== Extracted material

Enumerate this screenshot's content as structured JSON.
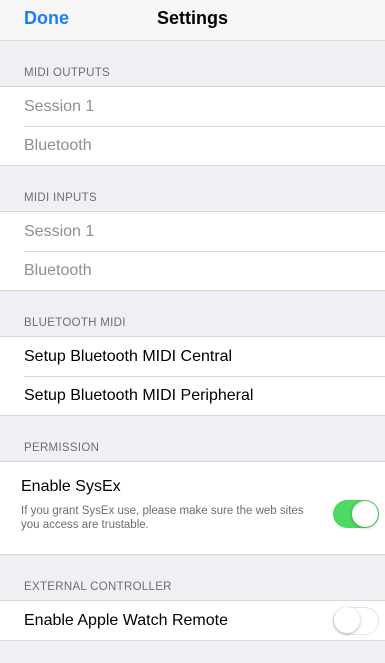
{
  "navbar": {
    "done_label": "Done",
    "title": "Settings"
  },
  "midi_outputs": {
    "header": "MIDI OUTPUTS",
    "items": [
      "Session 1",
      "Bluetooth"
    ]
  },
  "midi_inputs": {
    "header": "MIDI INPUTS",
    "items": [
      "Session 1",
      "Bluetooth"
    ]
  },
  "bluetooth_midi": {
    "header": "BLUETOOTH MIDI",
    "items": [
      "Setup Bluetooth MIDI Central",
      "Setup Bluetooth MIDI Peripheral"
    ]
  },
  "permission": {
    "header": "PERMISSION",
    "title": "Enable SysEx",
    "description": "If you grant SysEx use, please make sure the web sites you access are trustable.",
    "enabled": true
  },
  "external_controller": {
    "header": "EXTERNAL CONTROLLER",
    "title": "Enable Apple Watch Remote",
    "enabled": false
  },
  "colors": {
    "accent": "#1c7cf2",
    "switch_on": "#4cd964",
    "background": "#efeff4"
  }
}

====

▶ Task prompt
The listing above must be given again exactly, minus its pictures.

▶ Written response
Enumerate this screenshot's content as structured JSON.
{
  "navbar": {
    "done_label": "Done",
    "title": "Settings"
  },
  "midi_outputs": {
    "header": "MIDI OUTPUTS",
    "items": [
      "Session 1",
      "Bluetooth"
    ]
  },
  "midi_inputs": {
    "header": "MIDI INPUTS",
    "items": [
      "Session 1",
      "Bluetooth"
    ]
  },
  "bluetooth_midi": {
    "header": "BLUETOOTH MIDI",
    "items": [
      "Setup Bluetooth MIDI Central",
      "Setup Bluetooth MIDI Peripheral"
    ]
  },
  "permission": {
    "header": "PERMISSION",
    "title": "Enable SysEx",
    "description": "If you grant SysEx use, please make sure the web sites you access are trustable.",
    "enabled": true
  },
  "external_controller": {
    "header": "EXTERNAL CONTROLLER",
    "title": "Enable Apple Watch Remote",
    "enabled": false
  },
  "colors": {
    "accent": "#1c7cf2",
    "switch_on": "#4cd964",
    "background": "#efeff4"
  }
}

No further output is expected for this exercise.